You may combine the auto-configuration code and the dependency management in a single module if you don’t need to separate those two concerns.

44.4.1 Naming

Please make sure to provide a proper namespace for your starter. Do not start your module names with spring-boot, even if you are using a different Maven groupId. We may offer an official support for the thing you’re auto-configuring in the future.

Here is a rule of thumb. Let’s assume that you are creating a starter for "acme", name the auto-configure module acme-spring-boot-autoconfigure and the starter acme-spring-boot-starter. If you only have one module combining the two, use acme-spring-boot-starter.

Besides, if your starter provides configuration keys, use a proper namespace for them. In particular, do not include your keys in the namespaces that Spring Boot uses (e.g. server, management, spring, etc). These are "ours" and we may improve/modify them in the future in such a way it could break your things.

Make sure to trigger meta-data generation so that IDE assistance is available for your keys as well. You may want to review the generated meta-data (META-INF/spring-configuration-metadata.json) to make sure your keys are properly documented.

44.4.2 Autoconfigure module

The autoconfigure module contains everything that is necessary to get started with the library. It may also contain configuration keys definition (@ConfigurationProperties) and any callback interface that can be used to further customize how the components are initialized.


You should mark the dependencies to the library as optional so that you can include the autoconfigure module in your projects more easily. If you do it that way, the library won’t be provided and Spring Boot will back off by default.

Spring Boot uses an annotation processor to collect the conditions on auto-configurations in a metadata file (META-INF/spring-autoconfigure-metadata.properties). If that file is present, it is used to eagerly filter auto-configurations that do not match, which will improve startup time. It is recommended to add the following dependency in a module that contains auto-configurations:


With Gradle you would add:

dependencies {
    compileOnly "org.springframework.boot:spring-boot-autoconfigure-processor"

44.4.3 Starter module

The starter is an empty jar, really. Its only purpose is to provide the necessary dependencies to work with the library; see it as an opinionated view of what is required to get started.
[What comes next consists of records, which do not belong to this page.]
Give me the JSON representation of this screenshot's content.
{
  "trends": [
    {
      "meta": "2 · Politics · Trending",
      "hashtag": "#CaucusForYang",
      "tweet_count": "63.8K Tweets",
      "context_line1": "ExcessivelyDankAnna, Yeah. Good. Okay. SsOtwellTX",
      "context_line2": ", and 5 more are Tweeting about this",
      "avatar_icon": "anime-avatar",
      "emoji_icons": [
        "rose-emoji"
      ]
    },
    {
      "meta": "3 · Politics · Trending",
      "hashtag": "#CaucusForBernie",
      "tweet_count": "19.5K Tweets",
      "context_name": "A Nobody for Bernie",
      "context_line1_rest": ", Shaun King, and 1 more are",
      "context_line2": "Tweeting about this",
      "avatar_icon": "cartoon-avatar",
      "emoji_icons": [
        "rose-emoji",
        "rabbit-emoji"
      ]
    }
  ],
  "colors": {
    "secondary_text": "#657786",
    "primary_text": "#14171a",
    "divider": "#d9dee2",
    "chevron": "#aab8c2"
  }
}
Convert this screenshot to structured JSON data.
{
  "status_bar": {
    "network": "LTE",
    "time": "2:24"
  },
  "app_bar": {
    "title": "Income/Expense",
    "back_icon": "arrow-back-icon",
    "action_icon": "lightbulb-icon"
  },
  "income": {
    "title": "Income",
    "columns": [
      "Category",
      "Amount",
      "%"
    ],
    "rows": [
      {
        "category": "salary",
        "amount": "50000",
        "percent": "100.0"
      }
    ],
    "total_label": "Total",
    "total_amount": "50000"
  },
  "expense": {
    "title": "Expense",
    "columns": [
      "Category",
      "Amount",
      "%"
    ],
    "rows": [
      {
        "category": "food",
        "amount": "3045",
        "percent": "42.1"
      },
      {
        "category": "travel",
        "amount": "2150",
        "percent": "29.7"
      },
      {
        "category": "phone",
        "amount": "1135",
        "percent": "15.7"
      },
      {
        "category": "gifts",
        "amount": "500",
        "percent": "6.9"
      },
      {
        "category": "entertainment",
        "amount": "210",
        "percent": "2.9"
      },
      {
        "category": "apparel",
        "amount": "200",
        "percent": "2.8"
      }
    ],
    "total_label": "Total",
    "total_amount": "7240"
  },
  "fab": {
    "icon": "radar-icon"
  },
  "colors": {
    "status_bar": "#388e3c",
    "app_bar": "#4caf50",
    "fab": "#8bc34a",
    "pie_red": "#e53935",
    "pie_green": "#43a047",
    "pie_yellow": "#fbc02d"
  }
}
Do not make assumptions about the project in which your starter is added. If the library you are auto-configuring typically requires other starters, mention them as well. Providing a proper set of default dependencies may be hard if the number of optional dependencies is high as you should avoid bringing unnecessary dependencies for a typical usage of the library.


Either way, your starter must reference the core Spring Boot starter (spring-boot-starter) directly or indirectly (i.e. no need to add it if your starter relies on another starter). If a project is created with only your custom starter, Spring Boot’s core features will be honoured by the presence of the core starter.